The Central Electricity Regulatory Commission (CERC) has passed an order approving tariffs ranging between ₹3.15 (~$0.043)/kWh and ₹5.19 (~$0.071)/kWh for 3 GW of solar projects bundled with thermal power under NTPC Limited’s tender issued in 2015.


NTPC had filed a petition seeking CERC’s approval for the discovered tariffs in May 2020 even though the projects were awarded in 2017. The projects, spread across Andhra Pradesh, Karnataka, Rajasthan, Telangana, and Uttar Pradesh, were awarded to 29 companies, including Azure Power, ACME Solar, ReNew, Tata Power, SBG Cleantech, and Prayatna Developers (Adani).

NTPC submitted that the successful bidders were selected and the final tariffs were set between ₹3.15 (~$0.043)/kWh and ₹5.19 (~$0.071)/kWh and that it had also made arrangements to sell the 3 GW of power to the respective distribution companies (DISCOM) for the same tariff. It also set a trading margin of ₹0.07 (~$0.0009)/kWh on this tariff.

NTPC said that the delay in approaching the CERC for tariff approval was due to ambiguity regarding the jurisdiction of the central and state electricity regulatory commissions (SERC) in the approval and procurement processes. It explained that companies under the central government are expected to approach both the central and state commissions for tariff approval for ‘bundled’ power projects.

The company explained that this requirement was not there in the guidelines or the bidding documents. Distribution licensees had to approach their respective state electricity regulatory commissions for procurement approval. However, it noted that the projects were already commissioned and had started supplying power under their power purchase and sale agreements to DISCOMs. They were also being paid for it.

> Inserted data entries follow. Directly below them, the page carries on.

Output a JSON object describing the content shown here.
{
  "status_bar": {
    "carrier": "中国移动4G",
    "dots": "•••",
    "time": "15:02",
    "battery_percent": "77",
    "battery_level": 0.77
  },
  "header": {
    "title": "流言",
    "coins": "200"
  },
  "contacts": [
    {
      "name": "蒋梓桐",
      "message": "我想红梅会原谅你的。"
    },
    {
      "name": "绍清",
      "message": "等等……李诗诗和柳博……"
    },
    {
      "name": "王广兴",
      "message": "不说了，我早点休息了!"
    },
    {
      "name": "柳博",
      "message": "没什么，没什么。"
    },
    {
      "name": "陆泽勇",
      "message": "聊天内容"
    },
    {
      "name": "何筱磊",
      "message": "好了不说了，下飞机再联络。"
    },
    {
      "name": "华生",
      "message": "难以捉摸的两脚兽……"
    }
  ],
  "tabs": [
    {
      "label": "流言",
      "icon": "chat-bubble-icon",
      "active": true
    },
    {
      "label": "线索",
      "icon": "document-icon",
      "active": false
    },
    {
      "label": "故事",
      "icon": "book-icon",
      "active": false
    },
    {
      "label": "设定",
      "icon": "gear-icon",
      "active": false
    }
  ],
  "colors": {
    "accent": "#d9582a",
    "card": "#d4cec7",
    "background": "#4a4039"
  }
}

Commission’s Stance 

The Commission noted the considerable delay in NTPC approaching the CERC for tariff adoption. It said that NTPC should have acted immediately but had demonstrated “utter negligence and lack of diligence” in its decision to delay financial transactions for so long despite knowing that the tariff had not been adopted as per guidelines.

It also cited the petitioner’s submission that there had been no adverse impacts on solar power developers or DISCOMs due to this delay and declared that this could not be used to justify their negligence.

The Commission ruled that the successful bidders were selected, and NTPC discovered tariffs after a transparent process of competitive bidding as per the prescribed guidelines issued by the Ministry of New and Renewable Energy.

It subsequently adopted the tariffs discovered through the competitive bidding process with effect from May 26, 2020. The tariffs will be valid for the entire duration of the power purchase agreements signed with the successful bidders.

Recently, the CERC adopted tariffs of ₹2.83 (~$0.038)/kWh for 250.8 MW and ₹2.84 (~$0.039)/kWh for 190 MW of wind power projects (Tranche-VIII) connected to the interstate transmission system. The tariffs would be valid for the entire period of the power purchase agreement.

In another order, it approved a tariff of ₹2.54 (~$0.035)/kWh for 1,150 MW of solar projects allocated to ReNew Solar Power (300 MW), Azure Power (300 MW), Ayana Renewable (300 MW), and Mahindra Susten (250 MW).